Information supplied -
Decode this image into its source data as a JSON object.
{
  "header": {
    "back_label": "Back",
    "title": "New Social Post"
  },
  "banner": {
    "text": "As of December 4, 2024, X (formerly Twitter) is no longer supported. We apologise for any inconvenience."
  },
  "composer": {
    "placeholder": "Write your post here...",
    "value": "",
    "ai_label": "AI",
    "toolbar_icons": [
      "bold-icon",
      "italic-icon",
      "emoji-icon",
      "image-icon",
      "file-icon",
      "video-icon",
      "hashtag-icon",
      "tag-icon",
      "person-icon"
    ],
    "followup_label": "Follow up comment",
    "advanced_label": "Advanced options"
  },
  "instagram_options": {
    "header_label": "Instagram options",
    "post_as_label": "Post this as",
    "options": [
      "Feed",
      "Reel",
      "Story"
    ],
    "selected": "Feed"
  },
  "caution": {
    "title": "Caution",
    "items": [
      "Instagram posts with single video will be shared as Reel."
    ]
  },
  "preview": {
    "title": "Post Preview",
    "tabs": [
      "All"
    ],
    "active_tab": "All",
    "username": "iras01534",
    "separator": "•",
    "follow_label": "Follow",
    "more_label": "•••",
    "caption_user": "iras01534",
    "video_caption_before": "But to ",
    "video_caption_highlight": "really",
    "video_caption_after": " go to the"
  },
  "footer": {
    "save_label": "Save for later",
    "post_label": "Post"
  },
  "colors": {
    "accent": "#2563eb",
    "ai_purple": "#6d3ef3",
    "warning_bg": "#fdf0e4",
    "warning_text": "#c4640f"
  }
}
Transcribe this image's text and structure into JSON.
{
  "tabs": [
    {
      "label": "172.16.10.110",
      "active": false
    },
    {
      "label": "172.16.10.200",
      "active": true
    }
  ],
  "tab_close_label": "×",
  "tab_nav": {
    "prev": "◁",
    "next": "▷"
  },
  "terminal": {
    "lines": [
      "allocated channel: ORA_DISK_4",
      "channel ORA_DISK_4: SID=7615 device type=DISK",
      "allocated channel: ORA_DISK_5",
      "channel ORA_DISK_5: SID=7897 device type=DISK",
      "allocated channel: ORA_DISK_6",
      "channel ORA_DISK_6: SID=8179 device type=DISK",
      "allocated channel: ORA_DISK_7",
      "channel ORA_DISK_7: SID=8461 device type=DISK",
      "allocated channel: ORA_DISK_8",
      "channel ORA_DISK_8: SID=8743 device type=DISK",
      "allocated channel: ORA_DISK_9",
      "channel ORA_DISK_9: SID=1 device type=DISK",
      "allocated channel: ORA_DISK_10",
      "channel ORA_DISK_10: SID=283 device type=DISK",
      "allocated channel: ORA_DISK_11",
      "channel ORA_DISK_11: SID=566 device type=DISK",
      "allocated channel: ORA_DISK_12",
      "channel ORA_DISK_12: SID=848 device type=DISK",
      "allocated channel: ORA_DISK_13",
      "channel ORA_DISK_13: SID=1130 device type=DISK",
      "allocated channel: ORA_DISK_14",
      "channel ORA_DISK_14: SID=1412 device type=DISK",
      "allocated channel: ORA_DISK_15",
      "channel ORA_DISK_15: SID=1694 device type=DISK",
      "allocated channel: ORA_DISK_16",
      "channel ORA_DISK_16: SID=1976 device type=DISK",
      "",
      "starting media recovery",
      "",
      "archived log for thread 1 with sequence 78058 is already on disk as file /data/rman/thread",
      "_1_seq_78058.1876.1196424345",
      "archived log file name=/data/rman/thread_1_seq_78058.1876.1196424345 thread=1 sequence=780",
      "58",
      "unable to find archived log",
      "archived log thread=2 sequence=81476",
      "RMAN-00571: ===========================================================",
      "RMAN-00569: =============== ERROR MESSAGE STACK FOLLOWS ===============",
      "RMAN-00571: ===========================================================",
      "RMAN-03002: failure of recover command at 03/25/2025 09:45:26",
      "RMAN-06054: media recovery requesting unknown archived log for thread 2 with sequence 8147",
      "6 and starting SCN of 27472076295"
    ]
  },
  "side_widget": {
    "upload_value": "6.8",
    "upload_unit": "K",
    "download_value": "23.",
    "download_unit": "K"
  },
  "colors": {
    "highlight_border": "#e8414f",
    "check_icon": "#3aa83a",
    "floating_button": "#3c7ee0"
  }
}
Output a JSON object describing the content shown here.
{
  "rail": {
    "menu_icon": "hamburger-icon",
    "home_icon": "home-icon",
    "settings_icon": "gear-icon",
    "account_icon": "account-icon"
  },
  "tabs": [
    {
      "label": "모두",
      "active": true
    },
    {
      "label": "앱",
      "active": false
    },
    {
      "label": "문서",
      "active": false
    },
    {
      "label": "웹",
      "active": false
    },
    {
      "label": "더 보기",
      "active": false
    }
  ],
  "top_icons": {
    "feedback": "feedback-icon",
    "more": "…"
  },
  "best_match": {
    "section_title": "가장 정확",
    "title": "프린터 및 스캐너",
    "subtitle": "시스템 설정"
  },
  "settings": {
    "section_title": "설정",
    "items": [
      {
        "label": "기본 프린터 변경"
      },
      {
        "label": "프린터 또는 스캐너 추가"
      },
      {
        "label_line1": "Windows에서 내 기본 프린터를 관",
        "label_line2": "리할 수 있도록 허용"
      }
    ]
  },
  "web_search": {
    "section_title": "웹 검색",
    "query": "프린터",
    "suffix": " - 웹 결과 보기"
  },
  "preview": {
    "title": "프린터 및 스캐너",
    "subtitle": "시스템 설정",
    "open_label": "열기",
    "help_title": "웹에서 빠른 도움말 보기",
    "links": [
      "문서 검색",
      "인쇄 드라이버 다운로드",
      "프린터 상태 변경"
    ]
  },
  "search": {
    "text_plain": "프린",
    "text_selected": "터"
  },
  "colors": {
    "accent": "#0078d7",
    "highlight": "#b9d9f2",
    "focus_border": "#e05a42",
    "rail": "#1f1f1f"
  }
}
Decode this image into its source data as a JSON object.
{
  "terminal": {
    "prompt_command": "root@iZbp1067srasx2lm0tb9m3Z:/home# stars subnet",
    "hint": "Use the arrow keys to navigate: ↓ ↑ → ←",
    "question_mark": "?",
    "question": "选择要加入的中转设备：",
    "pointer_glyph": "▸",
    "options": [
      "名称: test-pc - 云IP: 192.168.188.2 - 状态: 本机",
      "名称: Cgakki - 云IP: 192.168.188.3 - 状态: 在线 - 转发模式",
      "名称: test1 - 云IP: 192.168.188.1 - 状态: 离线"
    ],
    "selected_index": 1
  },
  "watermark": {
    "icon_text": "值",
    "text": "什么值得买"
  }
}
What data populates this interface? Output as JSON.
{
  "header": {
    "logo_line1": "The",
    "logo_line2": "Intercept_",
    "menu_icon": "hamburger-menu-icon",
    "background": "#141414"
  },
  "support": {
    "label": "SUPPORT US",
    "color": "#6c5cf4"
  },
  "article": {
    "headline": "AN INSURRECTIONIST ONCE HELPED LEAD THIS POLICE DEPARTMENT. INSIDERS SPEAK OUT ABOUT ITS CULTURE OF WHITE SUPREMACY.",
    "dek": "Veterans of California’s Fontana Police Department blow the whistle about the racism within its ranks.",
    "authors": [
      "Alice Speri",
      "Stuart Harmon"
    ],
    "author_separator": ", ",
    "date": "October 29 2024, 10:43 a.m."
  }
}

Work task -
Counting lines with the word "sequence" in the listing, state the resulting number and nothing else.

Exercise answer -
4